Category: History

A little history

Founded in 1837 as the end of the Western & Atlantic railroad line, Atlanta was first named  Marthasville in honor of early railroad proponent Governor Lumpkin’s daughter. It changed again in 1847 to Atlanta, the feminine of Atlantic — as in the railroad.  Other railroad companies constructed branch lines connecting Atlanta to Georgia’s coast and other points north and south. Atlanta quickly became the transportation hub of the southeast. By 1906, Atlanta was Georgia’s largest city and the undisputed center of the South.

In 1941, Delta Airlines moved its headquarters form Monroe, Louisiana to Atlanta. As Delta grew into a global airline, through innovation and acquisitions, it connected Atlanta not just to the region or the country, but also to the world. Today the fast-growing city remains a transportation hub, not just for the country but also for the world. Hartsfield-Jackson International Airport is one of the nation’s busiest in daily passenger flights.

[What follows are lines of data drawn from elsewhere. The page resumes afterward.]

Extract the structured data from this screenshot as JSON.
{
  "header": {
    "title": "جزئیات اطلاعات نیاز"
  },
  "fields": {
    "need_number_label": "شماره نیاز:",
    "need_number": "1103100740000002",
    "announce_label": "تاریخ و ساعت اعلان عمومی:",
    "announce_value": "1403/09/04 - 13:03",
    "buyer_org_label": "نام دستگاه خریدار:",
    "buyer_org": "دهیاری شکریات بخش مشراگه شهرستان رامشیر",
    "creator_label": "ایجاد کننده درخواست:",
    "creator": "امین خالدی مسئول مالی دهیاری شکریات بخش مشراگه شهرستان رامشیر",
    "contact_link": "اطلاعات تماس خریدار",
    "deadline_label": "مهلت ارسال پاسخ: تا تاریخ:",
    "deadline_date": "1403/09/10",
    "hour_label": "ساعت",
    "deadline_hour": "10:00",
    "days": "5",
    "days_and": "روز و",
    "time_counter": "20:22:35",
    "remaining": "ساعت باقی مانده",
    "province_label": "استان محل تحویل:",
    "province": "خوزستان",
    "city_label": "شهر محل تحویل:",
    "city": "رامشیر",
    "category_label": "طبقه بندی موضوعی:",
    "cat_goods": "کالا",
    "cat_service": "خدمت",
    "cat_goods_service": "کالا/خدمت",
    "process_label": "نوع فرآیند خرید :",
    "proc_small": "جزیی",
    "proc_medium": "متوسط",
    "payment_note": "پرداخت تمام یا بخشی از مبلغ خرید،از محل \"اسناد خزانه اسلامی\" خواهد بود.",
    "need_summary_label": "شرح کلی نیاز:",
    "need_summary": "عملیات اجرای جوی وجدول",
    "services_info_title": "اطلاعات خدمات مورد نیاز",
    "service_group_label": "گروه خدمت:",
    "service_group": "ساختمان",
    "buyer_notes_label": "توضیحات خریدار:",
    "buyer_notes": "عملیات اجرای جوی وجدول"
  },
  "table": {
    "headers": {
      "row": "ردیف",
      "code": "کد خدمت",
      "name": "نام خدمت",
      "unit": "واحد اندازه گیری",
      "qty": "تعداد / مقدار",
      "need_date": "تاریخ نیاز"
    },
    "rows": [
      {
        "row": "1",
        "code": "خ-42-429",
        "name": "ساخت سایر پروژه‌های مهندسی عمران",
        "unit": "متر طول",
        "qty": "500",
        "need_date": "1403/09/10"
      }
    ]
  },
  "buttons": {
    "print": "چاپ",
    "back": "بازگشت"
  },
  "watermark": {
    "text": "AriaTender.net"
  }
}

In 1996, Atlanta hosted the 1996 Olympics placing it firmly on the world stage and securing its status as an international city. As a result, people from all over the United States and from around the globe have chosen Atlanta, drawn by opportunity, prosperity and quality of life.

Since the Olympics, Atlanta has undertaken three major projects contributing to the quality of life here. In 2005, the  Georgia Aquarium, the largest aquarium in the world, opened its doors in downtown Atlanta near Centennial Olympic Park.  The Aquarium exceeded all expectations of becoming a major tourist attraction when it welcomed its millionth visitor just 98 days after it opened. Atlantic Station, on the former Atlantic Steel site, has transformed into one of the city’s most magnificent live-work-play communities. Featuring condos, lofts and townhomes, a park and bike/pedestrian paths, office space, and a selection of shops and restaurants, Atlantic Station is a desirable destination for those who appreciate the finer aspect of in-town living.

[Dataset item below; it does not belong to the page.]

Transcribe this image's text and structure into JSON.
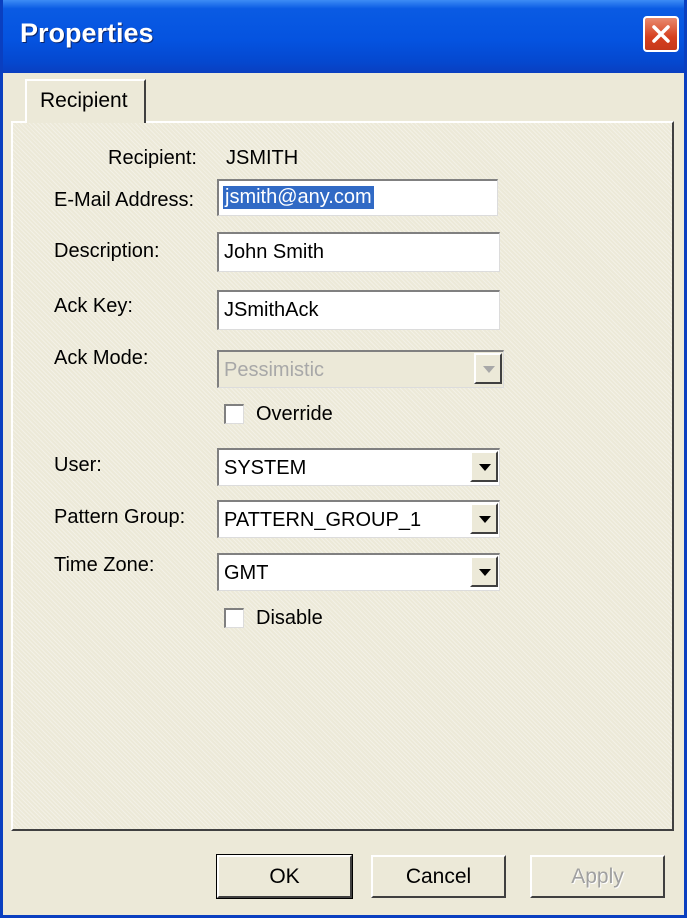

The Beltline project, the outgrowth of a Georgia Tech graduate student’s thesis, will create affordable live-work-play communities, increase green space, improve transit, and connect communities along a 22-mile loop of downtown and midtown Atlanta. To help build public support for the project, in 2005, former Atlanta Mayor Shirley Franklin announced the creation of the Beltline Partnership, a collaboration of government, civic, community, neighborhood, and business leaders working closely together to bring the project to fruition. The project began in July 2006 and is estimated to take 25 years to complete. The final results expect 5,600 affordable housing units and 30,000 new full-time jobs.

As the South’s transportation, financial and progressively minded center, Atlanta has truly become a global city, both in its vision of economic prosperity and its embrace of those who have chosen to call the city home.

Share